Someone called Jacques Derrida, someone called him on the phone, someone who was dead -- this was August 22nd 1979. A mystery, he thought; but it is a mystery that began more than ten years earlier, in 1968, when Derrida, a philosopher, visits Oxford and there, before the very eyes of the Philosophy Sub-Faculty, he dies, several times. Murder, he thought. And so I shall investigate, and begin with a sign that the philosopher says he left within a book from the thirteenth century, a strange fortune-telling book that he had found in the oldest part of Oxford's Bodleian Library. In the book are a host of cryptic questions, but the philosopher directs us to one in particular, a peculiar question about a boy, and the question is this: Does the boy live? The philosopher will not, though, give the answer; he requires, instead, that we go to Oxford to open the book for ourselves.

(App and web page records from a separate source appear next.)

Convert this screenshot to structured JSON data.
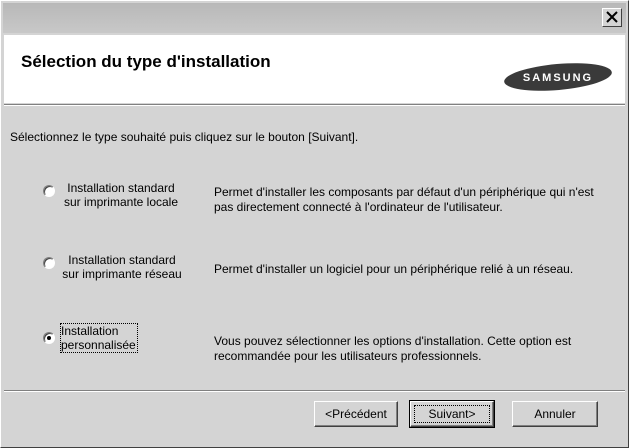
{
  "window": {
    "close_icon": "close-icon"
  },
  "header": {
    "title": "Sélection du type d'installation",
    "logo_text": "SAMSUNG"
  },
  "instruction": "Sélectionnez le type souhaité puis cliquez sur le bouton [Suivant].",
  "options": [
    {
      "label_line1": "Installation standard",
      "label_line2": "sur imprimante locale",
      "desc_line1": "Permet d'installer les composants par défaut d'un périphérique qui n'est",
      "desc_line2": "pas directement connecté à l'ordinateur de l'utilisateur.",
      "selected": false
    },
    {
      "label_line1": "Installation standard",
      "label_line2": "sur imprimante réseau",
      "desc_line1": "Permet d'installer un logiciel pour un périphérique relié à un réseau.",
      "desc_line2": "",
      "selected": false
    },
    {
      "label_line1": "Installation",
      "label_line2": "personnalisée",
      "desc_line1": "Vous pouvez sélectionner les options d'installation. Cette option est",
      "desc_line2": "recommandée pour les utilisateurs professionnels.",
      "selected": true
    }
  ],
  "buttons": {
    "previous": "<Précédent",
    "next": "Suivant>",
    "cancel": "Annuler"
  },
  "colors": {
    "dialog_bg": "#d4d4d4",
    "header_bg": "#ffffff",
    "logo_bg": "#3a3a3a"
  }
}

John Schad is Professor of Modern Literature at Loughborough University. He is the author of The Reader in the Dickensian Mirrors and Victorians in Theory, the editor of Dickens Refigured, Thomas Hardy's A Laodicean, and Writing the Bodies of Christ; and co-editor of life.after.theory. He is currently completing a book on Clough.
'Si puer vivet'; A Sleep of Prisoners; XX; Silences; Freiburg; Esther; "They Weren't Really You Know"; The House; Stolen Evening; High Places; Fast Cars; Secret Marriage; Hastings; Sacrifice; Elijah; Index.